pygplates.FeatureCollection(feature).write('../data/temp/output.gpml')

feature_collection = pygplates.FeatureCollection('../data/temp/output.gpml')
for feature in feature_collection:
    read_feature(feature)

Hi Thomas,

Oh I see what the problem is (thanks for posting your code by the way). Actually this is the first time I’ve noticed this problem. The problem has to do with writing out to GPML and then reading back in again (that is, properties not defined in the GPlates information model). On reading back in, they are not interpreted/parsed because it’s not a property that’s recognised/defined by the GPlates information model (so it doesn’t really know how to read/create it). This is different than directly adding a property to a feature using pyGPlates (with pygplates.VerifyInformationModel.no) such as:

feature.add(
    pygplates.PropertyName.create_gpml('isochron_age'),
    pygplates.XsDouble(begin_time),
    pygplates.VerifyInformationModel.no)

…because there you know the type (XsDouble) of the property (ie, you obviously know begin_time is a float and not something else like a string). However when the same property is read from a GPML file, the only information pyGPlates has is:

<gpml:isochron_age>100</gpml:isochron_age>

…which says nothing about the type (ie, 100 could be a string or a number). If this property had been in the information model then GPlates would know that gpml:isochron_age was a number (and be able to load it into an XsDouble or XsInteger rather than an XsString or something else). There are ways to define the type in XML but, for simple non-structural types in GPlates, this is how we currently do it.

This is basically an issue we are starting to deal with, which is loosening up restrictions of the GPlates information model to better allow arbitrary user-defined properties (and also easier/better mapping between attributes in other formats, like Shapefiles, and the GPlates information model).

In the meantime, a workaround is to co-opt one of the existing properties in the GPlates information model. Or, even better, use the Shapefile attributes (which is actually one of those properties whose value is a dictionary of attributes). These attributes will survive writing out to GPML and reading back in again (because their contents are rather simple, and they are not dictated by the GPlates information model):

output_feature.set_shapefile_attribute('isochron_age', begin_time)

# Write feature out to GPML and read back in again.
pygplates.FeatureCollection(output_feature).write('tmp.gpml')
input_feature = list(pygplates.FeatureCollection('tmp.gpml'))[0]

begin_time = input_feature.get_shapefile_attribute('isochron_age')
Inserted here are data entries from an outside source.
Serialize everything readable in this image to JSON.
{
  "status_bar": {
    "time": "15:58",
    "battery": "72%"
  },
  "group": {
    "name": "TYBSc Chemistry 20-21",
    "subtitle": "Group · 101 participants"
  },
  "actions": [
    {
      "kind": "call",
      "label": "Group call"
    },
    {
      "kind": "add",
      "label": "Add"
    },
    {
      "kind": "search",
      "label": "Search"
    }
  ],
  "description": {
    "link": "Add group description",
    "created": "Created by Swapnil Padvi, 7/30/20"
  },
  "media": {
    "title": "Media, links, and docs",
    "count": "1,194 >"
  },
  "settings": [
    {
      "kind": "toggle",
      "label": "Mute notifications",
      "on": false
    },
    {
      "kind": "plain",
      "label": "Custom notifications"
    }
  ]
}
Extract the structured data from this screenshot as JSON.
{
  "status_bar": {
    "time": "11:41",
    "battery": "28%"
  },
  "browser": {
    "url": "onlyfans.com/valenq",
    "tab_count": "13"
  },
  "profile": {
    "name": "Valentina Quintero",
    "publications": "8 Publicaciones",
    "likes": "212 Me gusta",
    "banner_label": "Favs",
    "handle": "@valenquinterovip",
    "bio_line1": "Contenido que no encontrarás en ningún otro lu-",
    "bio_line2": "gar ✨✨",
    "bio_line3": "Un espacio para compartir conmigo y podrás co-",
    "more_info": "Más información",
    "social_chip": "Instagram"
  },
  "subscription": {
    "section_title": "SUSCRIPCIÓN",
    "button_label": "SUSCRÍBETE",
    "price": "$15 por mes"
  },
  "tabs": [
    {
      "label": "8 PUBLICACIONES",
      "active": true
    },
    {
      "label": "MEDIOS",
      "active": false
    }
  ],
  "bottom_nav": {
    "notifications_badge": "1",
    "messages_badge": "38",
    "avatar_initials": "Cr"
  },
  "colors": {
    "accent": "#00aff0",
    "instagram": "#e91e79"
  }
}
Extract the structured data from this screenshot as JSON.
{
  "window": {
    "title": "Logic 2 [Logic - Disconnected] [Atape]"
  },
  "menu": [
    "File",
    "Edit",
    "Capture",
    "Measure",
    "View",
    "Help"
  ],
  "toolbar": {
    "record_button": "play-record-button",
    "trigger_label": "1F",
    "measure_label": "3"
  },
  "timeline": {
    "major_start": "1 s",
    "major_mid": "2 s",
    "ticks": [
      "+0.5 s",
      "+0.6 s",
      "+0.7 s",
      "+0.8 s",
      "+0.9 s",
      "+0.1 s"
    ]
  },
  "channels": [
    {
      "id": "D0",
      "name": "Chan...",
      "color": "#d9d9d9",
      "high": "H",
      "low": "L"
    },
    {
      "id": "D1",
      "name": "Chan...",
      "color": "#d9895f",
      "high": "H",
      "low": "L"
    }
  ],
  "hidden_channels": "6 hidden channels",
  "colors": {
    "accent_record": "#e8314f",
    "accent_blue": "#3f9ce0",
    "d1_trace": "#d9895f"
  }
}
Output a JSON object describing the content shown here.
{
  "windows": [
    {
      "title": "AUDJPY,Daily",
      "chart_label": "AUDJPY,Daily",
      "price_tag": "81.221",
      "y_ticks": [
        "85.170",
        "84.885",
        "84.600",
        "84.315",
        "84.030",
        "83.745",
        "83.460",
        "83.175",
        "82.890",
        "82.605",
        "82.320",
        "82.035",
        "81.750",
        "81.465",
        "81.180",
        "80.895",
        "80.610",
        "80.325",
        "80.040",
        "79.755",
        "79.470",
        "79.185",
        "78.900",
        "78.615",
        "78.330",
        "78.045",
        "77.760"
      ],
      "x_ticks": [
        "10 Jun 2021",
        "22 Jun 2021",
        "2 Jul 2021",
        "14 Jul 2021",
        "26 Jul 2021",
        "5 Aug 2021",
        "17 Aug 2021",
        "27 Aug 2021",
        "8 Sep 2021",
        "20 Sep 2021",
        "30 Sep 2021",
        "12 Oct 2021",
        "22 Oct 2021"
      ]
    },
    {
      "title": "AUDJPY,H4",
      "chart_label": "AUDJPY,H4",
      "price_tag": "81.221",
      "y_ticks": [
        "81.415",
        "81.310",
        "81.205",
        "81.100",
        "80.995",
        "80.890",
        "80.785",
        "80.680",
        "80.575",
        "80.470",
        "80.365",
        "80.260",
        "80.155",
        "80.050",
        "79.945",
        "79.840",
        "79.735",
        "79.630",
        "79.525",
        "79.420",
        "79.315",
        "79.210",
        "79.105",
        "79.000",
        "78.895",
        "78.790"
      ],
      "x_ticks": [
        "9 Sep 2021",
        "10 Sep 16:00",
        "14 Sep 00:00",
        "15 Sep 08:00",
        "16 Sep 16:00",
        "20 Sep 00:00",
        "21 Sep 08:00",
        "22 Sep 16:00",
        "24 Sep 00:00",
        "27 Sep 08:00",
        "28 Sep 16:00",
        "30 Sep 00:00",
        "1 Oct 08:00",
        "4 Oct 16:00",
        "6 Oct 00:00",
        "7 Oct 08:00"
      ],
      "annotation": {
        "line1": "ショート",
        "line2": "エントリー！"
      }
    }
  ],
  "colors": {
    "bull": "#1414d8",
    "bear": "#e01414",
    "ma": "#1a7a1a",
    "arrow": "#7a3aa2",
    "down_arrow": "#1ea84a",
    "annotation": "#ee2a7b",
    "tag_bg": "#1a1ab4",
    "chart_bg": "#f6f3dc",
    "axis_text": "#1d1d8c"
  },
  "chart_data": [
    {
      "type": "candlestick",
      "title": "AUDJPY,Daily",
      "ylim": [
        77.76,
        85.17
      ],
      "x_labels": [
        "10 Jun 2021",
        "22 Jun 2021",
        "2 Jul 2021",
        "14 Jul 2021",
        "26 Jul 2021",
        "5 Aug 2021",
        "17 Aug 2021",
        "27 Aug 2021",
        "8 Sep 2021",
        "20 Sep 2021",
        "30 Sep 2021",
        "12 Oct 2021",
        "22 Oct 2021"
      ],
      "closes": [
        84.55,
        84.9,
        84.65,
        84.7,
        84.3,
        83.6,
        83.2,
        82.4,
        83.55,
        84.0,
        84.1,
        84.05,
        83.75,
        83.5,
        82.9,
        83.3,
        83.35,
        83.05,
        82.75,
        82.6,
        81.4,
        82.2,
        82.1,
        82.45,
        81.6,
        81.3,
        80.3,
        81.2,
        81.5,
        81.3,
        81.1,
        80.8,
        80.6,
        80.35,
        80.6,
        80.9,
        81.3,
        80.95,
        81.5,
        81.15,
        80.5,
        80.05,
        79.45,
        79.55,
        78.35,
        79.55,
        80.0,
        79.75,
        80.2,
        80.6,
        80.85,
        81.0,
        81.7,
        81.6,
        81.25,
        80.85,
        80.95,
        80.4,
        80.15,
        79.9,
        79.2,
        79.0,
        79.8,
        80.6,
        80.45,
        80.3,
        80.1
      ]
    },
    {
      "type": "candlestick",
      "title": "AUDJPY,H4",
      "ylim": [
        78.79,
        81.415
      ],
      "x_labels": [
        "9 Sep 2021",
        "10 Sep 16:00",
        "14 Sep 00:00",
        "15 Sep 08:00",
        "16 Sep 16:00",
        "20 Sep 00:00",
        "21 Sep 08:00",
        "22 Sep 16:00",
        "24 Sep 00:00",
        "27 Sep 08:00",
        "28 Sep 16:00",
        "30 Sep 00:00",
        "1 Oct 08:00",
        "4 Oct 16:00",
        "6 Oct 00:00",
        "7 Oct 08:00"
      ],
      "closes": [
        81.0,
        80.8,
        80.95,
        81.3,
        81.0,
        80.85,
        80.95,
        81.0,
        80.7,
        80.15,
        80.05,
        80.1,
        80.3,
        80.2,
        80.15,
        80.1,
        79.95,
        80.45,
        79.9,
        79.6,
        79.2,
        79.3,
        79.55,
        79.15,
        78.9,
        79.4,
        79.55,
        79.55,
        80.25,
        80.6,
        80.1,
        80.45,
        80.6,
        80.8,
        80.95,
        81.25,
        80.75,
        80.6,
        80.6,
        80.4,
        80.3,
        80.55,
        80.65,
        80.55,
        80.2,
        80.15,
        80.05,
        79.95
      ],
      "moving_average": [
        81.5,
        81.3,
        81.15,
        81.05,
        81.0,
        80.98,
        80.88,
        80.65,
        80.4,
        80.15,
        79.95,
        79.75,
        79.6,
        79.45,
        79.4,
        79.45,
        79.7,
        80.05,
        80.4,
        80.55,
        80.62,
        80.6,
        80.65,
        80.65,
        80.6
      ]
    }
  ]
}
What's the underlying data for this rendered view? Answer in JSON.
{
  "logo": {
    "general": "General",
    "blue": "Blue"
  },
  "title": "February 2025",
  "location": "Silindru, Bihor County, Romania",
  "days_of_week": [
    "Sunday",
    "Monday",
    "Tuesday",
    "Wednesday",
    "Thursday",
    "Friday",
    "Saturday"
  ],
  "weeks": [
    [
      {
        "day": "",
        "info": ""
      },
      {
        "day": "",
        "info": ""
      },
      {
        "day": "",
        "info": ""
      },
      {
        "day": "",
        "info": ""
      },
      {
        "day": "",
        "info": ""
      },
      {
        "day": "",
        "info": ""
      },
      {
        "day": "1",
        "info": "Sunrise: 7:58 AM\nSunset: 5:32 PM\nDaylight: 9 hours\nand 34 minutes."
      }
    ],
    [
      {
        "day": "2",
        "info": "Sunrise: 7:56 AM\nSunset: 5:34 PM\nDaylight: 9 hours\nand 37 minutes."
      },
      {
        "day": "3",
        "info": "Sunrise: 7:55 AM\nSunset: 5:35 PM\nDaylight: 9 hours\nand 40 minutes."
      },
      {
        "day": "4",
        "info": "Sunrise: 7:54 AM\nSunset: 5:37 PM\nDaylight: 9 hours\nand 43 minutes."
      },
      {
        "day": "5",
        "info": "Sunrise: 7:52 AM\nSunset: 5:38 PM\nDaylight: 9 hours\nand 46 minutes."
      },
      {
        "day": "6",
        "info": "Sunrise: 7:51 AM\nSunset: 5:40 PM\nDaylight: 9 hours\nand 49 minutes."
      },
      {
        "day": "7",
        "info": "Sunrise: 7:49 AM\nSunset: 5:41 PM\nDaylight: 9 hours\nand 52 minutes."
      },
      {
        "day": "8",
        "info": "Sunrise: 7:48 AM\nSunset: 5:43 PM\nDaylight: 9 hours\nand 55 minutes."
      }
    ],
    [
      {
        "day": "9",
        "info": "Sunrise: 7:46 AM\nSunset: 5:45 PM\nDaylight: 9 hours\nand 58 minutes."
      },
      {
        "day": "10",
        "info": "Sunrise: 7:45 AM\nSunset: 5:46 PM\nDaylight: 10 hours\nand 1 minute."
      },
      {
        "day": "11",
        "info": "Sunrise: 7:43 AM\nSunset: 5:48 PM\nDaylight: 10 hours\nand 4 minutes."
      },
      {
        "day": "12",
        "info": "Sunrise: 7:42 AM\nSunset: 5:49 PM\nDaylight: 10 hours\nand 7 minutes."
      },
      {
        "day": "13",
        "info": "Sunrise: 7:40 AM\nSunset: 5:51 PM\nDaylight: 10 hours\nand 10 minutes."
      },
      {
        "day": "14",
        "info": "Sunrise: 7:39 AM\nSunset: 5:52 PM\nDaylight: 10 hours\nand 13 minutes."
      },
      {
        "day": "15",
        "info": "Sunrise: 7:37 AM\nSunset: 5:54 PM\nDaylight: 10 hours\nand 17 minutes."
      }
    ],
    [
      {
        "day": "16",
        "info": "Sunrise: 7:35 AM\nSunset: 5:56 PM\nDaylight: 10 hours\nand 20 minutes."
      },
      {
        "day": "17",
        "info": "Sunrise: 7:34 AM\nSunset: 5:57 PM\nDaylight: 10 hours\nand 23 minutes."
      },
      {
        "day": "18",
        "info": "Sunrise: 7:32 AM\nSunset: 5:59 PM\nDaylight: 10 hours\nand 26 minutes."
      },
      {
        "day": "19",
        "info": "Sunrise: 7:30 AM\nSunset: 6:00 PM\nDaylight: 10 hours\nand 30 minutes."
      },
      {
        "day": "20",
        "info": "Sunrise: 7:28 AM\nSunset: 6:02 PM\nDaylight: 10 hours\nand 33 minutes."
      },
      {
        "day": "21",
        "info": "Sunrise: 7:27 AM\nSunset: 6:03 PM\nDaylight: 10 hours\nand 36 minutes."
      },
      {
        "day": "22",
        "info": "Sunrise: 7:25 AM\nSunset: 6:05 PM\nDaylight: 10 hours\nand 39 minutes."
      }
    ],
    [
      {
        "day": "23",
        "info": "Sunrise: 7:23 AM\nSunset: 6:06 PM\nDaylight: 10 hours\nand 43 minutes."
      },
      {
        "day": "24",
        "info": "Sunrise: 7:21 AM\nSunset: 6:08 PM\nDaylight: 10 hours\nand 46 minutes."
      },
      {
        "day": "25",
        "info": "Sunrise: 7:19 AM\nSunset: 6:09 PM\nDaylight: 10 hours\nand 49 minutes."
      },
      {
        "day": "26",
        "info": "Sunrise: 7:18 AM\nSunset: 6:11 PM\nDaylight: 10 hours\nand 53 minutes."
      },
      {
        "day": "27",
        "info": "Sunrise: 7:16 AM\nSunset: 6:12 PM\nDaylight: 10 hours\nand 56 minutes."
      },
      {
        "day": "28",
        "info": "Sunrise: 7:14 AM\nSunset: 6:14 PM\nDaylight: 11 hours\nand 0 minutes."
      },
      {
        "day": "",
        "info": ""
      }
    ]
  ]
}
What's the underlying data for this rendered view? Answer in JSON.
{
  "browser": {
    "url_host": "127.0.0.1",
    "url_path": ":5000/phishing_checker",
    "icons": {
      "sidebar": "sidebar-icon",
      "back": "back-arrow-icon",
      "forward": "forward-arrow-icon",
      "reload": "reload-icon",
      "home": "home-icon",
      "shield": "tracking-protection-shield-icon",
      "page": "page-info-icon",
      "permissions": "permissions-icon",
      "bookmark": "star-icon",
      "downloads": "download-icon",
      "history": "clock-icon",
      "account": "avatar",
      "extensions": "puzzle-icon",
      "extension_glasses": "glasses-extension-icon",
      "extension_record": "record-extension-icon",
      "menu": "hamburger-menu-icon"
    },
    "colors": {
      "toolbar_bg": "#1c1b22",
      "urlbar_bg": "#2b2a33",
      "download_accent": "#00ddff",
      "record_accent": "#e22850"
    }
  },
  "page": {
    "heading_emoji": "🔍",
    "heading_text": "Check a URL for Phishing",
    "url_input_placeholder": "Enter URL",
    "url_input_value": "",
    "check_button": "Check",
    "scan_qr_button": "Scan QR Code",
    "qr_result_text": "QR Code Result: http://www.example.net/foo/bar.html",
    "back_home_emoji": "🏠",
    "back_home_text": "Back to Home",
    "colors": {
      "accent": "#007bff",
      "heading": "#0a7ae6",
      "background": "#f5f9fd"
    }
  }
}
You can write as many Shapefile attributes as you want. Each attribute can be either a string, integer or float (in your case begin_time is a float). I guess just be careful not to clobber any existing Shapefile attribute (eg, if your feature originally came from a Shapefile that had some of its own attributes that you want to keep around).

Regards,
John